WHAT IS EXPECTED. Before you return the lines below, strip out any images and keep every word as written.

(Stored dataset items)
*** Begin section ***

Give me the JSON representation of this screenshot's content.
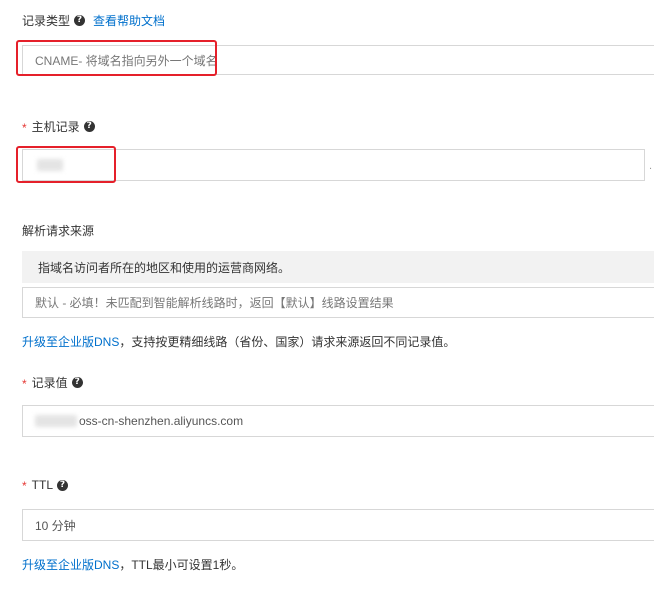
{
  "record_type": {
    "label": "记录类型",
    "help_icon": "question-circle-icon",
    "help_link": "查看帮助文档",
    "value": "CNAME- 将域名指向另外一个域名"
  },
  "host_record": {
    "required_mark": "*",
    "label": "主机记录",
    "help_icon": "question-circle-icon",
    "suffix": "."
  },
  "resolution_source": {
    "label": "解析请求来源",
    "description": "指域名访问者所在的地区和使用的运营商网络。",
    "placeholder": "默认 - 必填！未匹配到智能解析线路时，返回【默认】线路设置结果",
    "upgrade_link": "升级至企业版DNS",
    "upgrade_text": "，支持按更精细线路（省份、国家）请求来源返回不同记录值。"
  },
  "record_value": {
    "required_mark": "*",
    "label": "记录值",
    "help_icon": "question-circle-icon",
    "value_suffix": "oss-cn-shenzhen.aliyuncs.com"
  },
  "ttl": {
    "required_mark": "*",
    "label": "TTL",
    "help_icon": "question-circle-icon",
    "value": "10 分钟",
    "upgrade_link": "升级至企业版DNS",
    "upgrade_text": "，TTL最小可设置1秒。"
  },
  "colors": {
    "link": "#0070cc",
    "required": "#e53935",
    "highlight_border": "#e5202a",
    "input_border": "#d7d7d7",
    "info_background": "#f2f2f2"
  }
}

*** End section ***

REPLY.
Give me the JSON representation of this screenshot's content.
{
  "record_type": {
    "label": "记录类型",
    "help_icon": "question-circle-icon",
    "help_link": "查看帮助文档",
    "value": "CNAME- 将域名指向另外一个域名"
  },
  "host_record": {
    "required_mark": "*",
    "label": "主机记录",
    "help_icon": "question-circle-icon",
    "suffix": "."
  },
  "resolution_source": {
    "label": "解析请求来源",
    "description": "指域名访问者所在的地区和使用的运营商网络。",
    "placeholder": "默认 - 必填！未匹配到智能解析线路时，返回【默认】线路设置结果",
    "upgrade_link": "升级至企业版DNS",
    "upgrade_text": "，支持按更精细线路（省份、国家）请求来源返回不同记录值。"
  },
  "record_value": {
    "required_mark": "*",
    "label": "记录值",
    "help_icon": "question-circle-icon",
    "value_suffix": "oss-cn-shenzhen.aliyuncs.com"
  },
  "ttl": {
    "required_mark": "*",
    "label": "TTL",
    "help_icon": "question-circle-icon",
    "value": "10 分钟",
    "upgrade_link": "升级至企业版DNS",
    "upgrade_text": "，TTL最小可设置1秒。"
  },
  "colors": {
    "link": "#0070cc",
    "required": "#e53935",
    "highlight_border": "#e5202a",
    "input_border": "#d7d7d7",
    "info_background": "#f2f2f2"
  }
}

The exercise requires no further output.